Last year, the Committee on Education Policy (CEP) instituted the Exploring Diversity Initiative (EDI) requirement in place of the Peoples and Cultures Requirement. For the 2009-2010 academic year, an additional 34 courses were approved on top of those courses from this year, for a total of 129 approved EDI courses.
According to Chris Waters, EDI subcommittee director and professor of history, “For a long time, the People’s and Culture’s Requirement insisted that students take a course about other cultures, but there was unhappiness with the requirement.”
Waters said that the Peoples and Cultures requirement did not assess the different aspects of diversity and had no serious supervision. He explained that the main purpose of EDI is, in contrast, “to examine different ways of approaching diversity, not just studying another culture.” All members of the Class of the 2012 must take one course approved by the CEP. However, members of the Classes of 2009, 2010 and 2011 do not have to take one if they satisfied the People’s and Cultures Requirement.
Last year, the CEP approved 95 courses, both existing courses and ones newly designed for the initiative. However, only 46 of those courses were offered this year. In order for a course to be considered fulfilling the EDI, the faculty member designing the course must submit a proposal explaining how it meets the new criteria. The CEP sponsored the development of new classes tailored to the initiative.
“Every year the number of courses will expand, but it is a tough and slow process because we have to make sure that the course works well with the purpose of the initiative,” Waters said. He expects another 30 courses to be approved by the CEP in the upcoming year.
Unlike under the Peoples and Cultures requirement, students planning to study abroad can petition the CEP to consider their study away experience as a completion of the requirement. Last year, faculty expressed concerns regarding whether study abroad programs should count for EDI credit, as some thought students could study abroad without actually exploring diversity. A subcommittee set guidelines to which study abroad programs can fulfill the requirement. Students will be able to submit a written statement, along with their study abroad application, justifying how their program will fulfill EDI. Faculty members in each department will review the proposals and decide whether credit will be granted.
Waters expressed satisfaction with the first year of the EDI. He explained that it differs from the People’s and Culture’s Requirement in three ways. First, he said that the program covers more ground in terms of dealing with different issues, adding that courses need to explore class, gender and sexuality, not just race. Second, he said that the initiative aims at giving people the tools necessary to think about diversity more broadly.
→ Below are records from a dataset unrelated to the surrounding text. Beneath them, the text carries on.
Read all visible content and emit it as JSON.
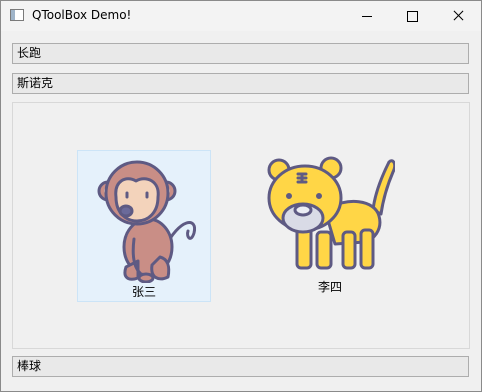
{
  "window": {
    "title": "QToolBox Demo!",
    "icon": "app-window-icon",
    "controls": [
      "minimize-icon",
      "maximize-icon",
      "close-icon"
    ]
  },
  "toolbox": {
    "sections": [
      {
        "label": "长跑",
        "expanded": false
      },
      {
        "label": "斯诺克",
        "expanded": true
      },
      {
        "label": "棒球",
        "expanded": false
      }
    ],
    "items": [
      {
        "label": "张三",
        "icon": "monkey-icon",
        "selected": true
      },
      {
        "label": "李四",
        "icon": "tiger-icon",
        "selected": false
      }
    ]
  },
  "colors": {
    "selection_bg": "#e5f1fb",
    "monkey_body": "#c98e86",
    "tiger_body": "#ffd646",
    "outline": "#5e5a83"
  }
}
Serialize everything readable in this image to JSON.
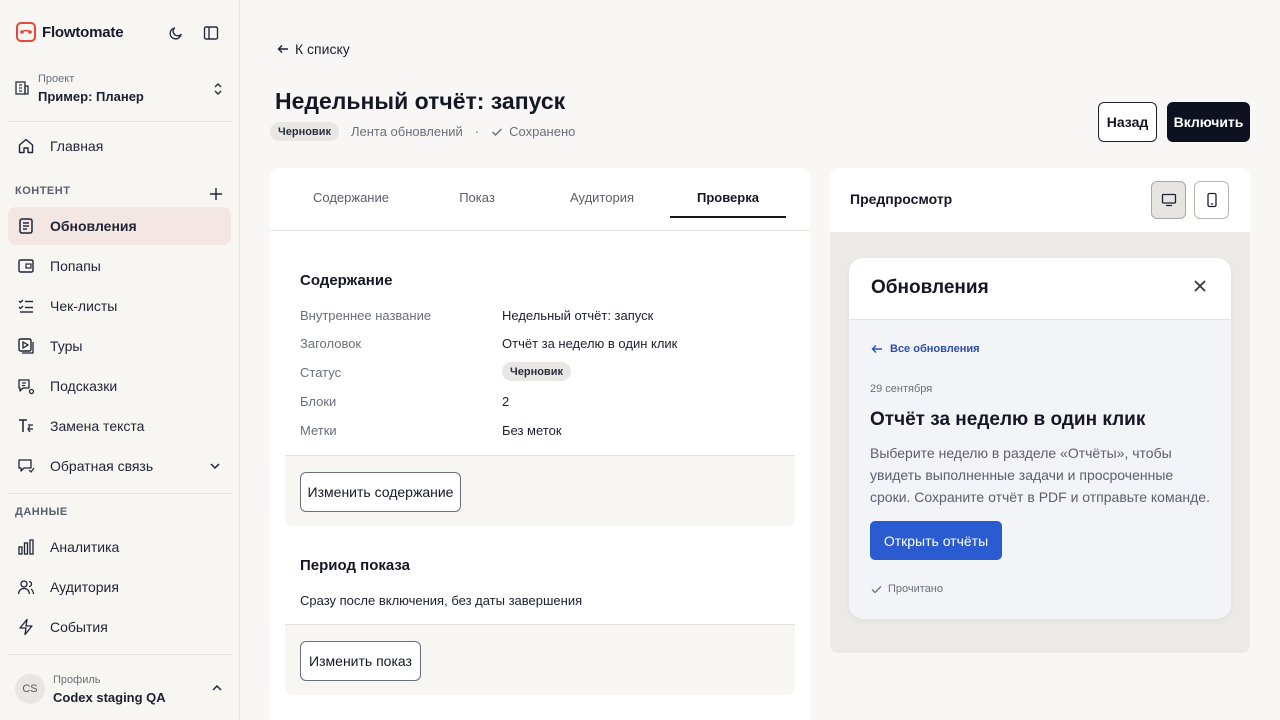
{
  "app": {
    "name": "Flowtomate",
    "brand_color": "#e6473b"
  },
  "project": {
    "label": "Проект",
    "value": "Пример: Планер"
  },
  "nav": {
    "main": {
      "label": "Главная",
      "icon": "home-icon"
    },
    "content_section": "КОНТЕНТ",
    "content_items": [
      {
        "label": "Обновления",
        "icon": "updates-icon",
        "active": true
      },
      {
        "label": "Попапы",
        "icon": "popup-icon"
      },
      {
        "label": "Чек-листы",
        "icon": "checklist-icon"
      },
      {
        "label": "Туры",
        "icon": "tour-icon"
      },
      {
        "label": "Подсказки",
        "icon": "hint-icon"
      },
      {
        "label": "Замена текста",
        "icon": "text-replace-icon"
      },
      {
        "label": "Обратная связь",
        "icon": "feedback-icon"
      }
    ],
    "data_section": "ДАННЫЕ",
    "data_items": [
      {
        "label": "Аналитика",
        "icon": "analytics-icon"
      },
      {
        "label": "Аудитория",
        "icon": "audience-icon"
      },
      {
        "label": "События",
        "icon": "events-icon"
      }
    ]
  },
  "profile": {
    "initials": "CS",
    "label": "Профиль",
    "value": "Codex staging QA"
  },
  "header": {
    "back": "К списку",
    "title": "Недельный отчёт: запуск",
    "status_badge": "Черновик",
    "type": "Лента обновлений",
    "dot": "·",
    "saved": "Сохранено",
    "back_button": "Назад",
    "enable_button": "Включить"
  },
  "tabs": [
    "Содержание",
    "Показ",
    "Аудитория",
    "Проверка"
  ],
  "active_tab": "Проверка",
  "content_section": {
    "title": "Содержание",
    "rows": [
      {
        "label": "Внутреннее название",
        "value": "Недельный отчёт: запуск"
      },
      {
        "label": "Заголовок",
        "value": "Отчёт за неделю в один клик"
      },
      {
        "label": "Статус",
        "value": "Черновик"
      },
      {
        "label": "Блоки",
        "value": "2"
      },
      {
        "label": "Метки",
        "value": "Без меток"
      }
    ],
    "edit_button": "Изменить содержание"
  },
  "period_section": {
    "title": "Период показа",
    "text": "Сразу после включения, без даты завершения",
    "edit_button": "Изменить показ"
  },
  "preview": {
    "title": "Предпросмотр",
    "widget": {
      "title": "Обновления",
      "back": "Все обновления",
      "date": "29 сентября",
      "heading": "Отчёт за неделю в один клик",
      "body": "Выберите неделю в разделе «Отчёты», чтобы увидеть выполненные задачи и просроченные сроки. Сохраните отчёт в PDF и отправьте команде.",
      "cta": "Открыть отчёты",
      "read": "Прочитано",
      "accent": "#2a5bd0"
    }
  }
}
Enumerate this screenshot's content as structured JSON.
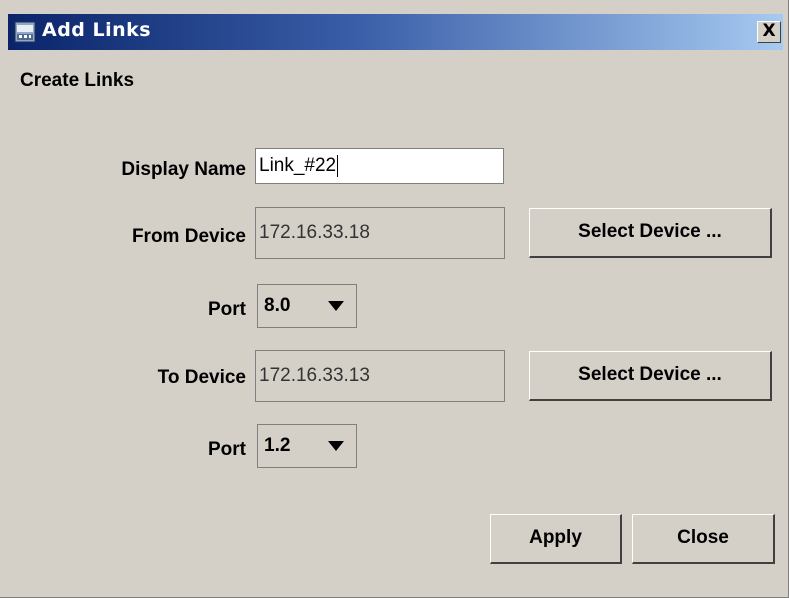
{
  "window": {
    "title": "Add Links",
    "close_label": "X"
  },
  "form": {
    "heading": "Create Links",
    "display_name": {
      "label": "Display Name",
      "value": "Link_#22"
    },
    "from_device": {
      "label": "From Device",
      "value": "172.16.33.18",
      "select_label": "Select Device ..."
    },
    "from_port": {
      "label": "Port",
      "value": "8.0"
    },
    "to_device": {
      "label": "To Device",
      "value": "172.16.33.13",
      "select_label": "Select Device ..."
    },
    "to_port": {
      "label": "Port",
      "value": "1.2"
    }
  },
  "actions": {
    "apply_label": "Apply",
    "close_label": "Close"
  },
  "icons": {
    "title_icon": "device-link-icon",
    "dropdown_icon": "chevron-down-icon"
  },
  "colors": {
    "title_gradient_start": "#0a246a",
    "title_gradient_end": "#a6caf0",
    "window_bg": "#d4d0c8"
  }
}
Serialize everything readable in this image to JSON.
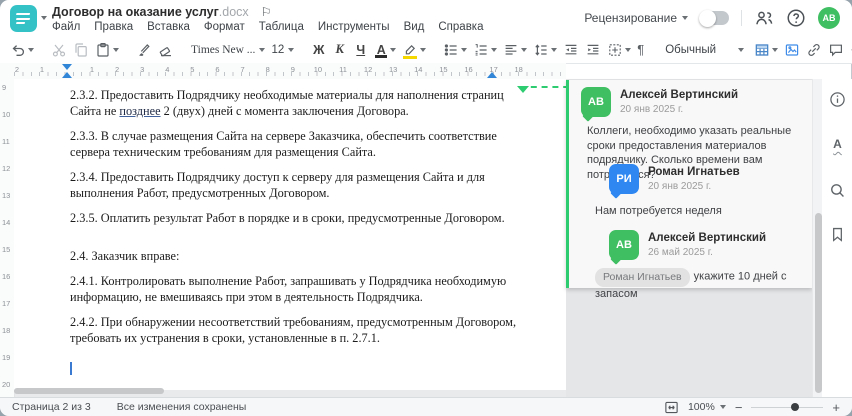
{
  "header": {
    "title": "Договор на оказание услуг",
    "title_ext": ".docx",
    "flag_icon": "⚐",
    "menu": [
      "Файл",
      "Правка",
      "Вставка",
      "Формат",
      "Таблица",
      "Инструменты",
      "Вид",
      "Справка"
    ],
    "review_label": "Рецензирование",
    "review_toggle_state": "off",
    "avatar_initials": "АВ"
  },
  "toolbar": {
    "font_name": "Times New ...",
    "font_size": "12",
    "bold_label": "Ж",
    "italic_label": "К",
    "underline_label": "Ч",
    "font_color_label": "А",
    "pilcrow": "¶",
    "style_name": "Обычный",
    "more_label": "⋯"
  },
  "ruler": {
    "left_numbers": [
      "2",
      "1"
    ],
    "numbers": [
      "1",
      "2",
      "3",
      "4",
      "5",
      "6",
      "7",
      "8",
      "9",
      "10",
      "11",
      "12",
      "13",
      "14",
      "15",
      "16",
      "17",
      "18"
    ],
    "vertical_numbers": [
      "9",
      "10",
      "11",
      "12",
      "13",
      "14",
      "15",
      "16",
      "17",
      "18",
      "19",
      "20"
    ]
  },
  "document": {
    "p1_pre": "2.3.2. Предоставить Подрядчику необходимые материалы для наполнения страниц Сайта не ",
    "p1_marked": "позднее",
    "p1_post": " 2 (двух) дней с момента заключения Договора.",
    "p2": "2.3.3. В случае размещения Сайта на сервере Заказчика, обеспечить соответствие сервера техническим требованиям для размещения Сайта.",
    "p3": "2.3.4. Предоставить Подрядчику доступ к серверу для размещения Сайта и для выполнения Работ, предусмотренных Договором.",
    "p4": "2.3.5. Оплатить результат Работ в порядке и в сроки, предусмотренные Договором.",
    "p5": "2.4. Заказчик вправе:",
    "p6": "2.4.1. Контролировать выполнение Работ, запрашивать у Подрядчика необходимую информацию, не вмешиваясь при этом в деятельность Подрядчика.",
    "p7": "2.4.2. При обнаружении несоответствий требованиям, предусмотренным Договором, требовать их устранения в сроки, установленные в п. 2.7.1."
  },
  "comments": {
    "c1": {
      "initials": "АВ",
      "name": "Алексей Вертинский",
      "date": "20 янв 2025 г.",
      "text": "Коллеги, необходимо указать реальные сроки предоставления материалов подрядчику. Сколько времени вам потребуется?"
    },
    "c2": {
      "initials": "РИ",
      "name": "Роман Игнатьев",
      "date": "20 янв 2025 г.",
      "text": "Нам потребуется неделя"
    },
    "c3": {
      "initials": "АВ",
      "name": "Алексей Вертинский",
      "date": "26 май 2025 г.",
      "mention": "Роман Игнатьев",
      "text": "укажите 10 дней с запасом"
    }
  },
  "status_bar": {
    "page_info": "Страница 2 из 3",
    "save_status": "Все изменения сохранены",
    "zoom_value": "100%",
    "zoom_out": "−",
    "zoom_in": "+"
  },
  "colors": {
    "accent_teal": "#35c2c6",
    "avatar_green": "#3fbe62",
    "avatar_blue": "#2f88f2",
    "comment_anchor_green": "#2ecc71",
    "media_icon_blue": "#3f8ce8",
    "ruler_marker_blue": "#3186d8"
  }
}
Finally, according to Waters, every EDI course includes language as a component of the learning process. “Not all language classes are considered EDI, though – only those whose instructors have demonstrated how the class explores diversity,” he said.
Before the initiative, department chairs would decide the classes classified as Peoples and Cultures – according to Waters, sometimes without the professor’s knowledge. “With the EDI in effect, it places burden on professors in making sure they make the process work,” he said.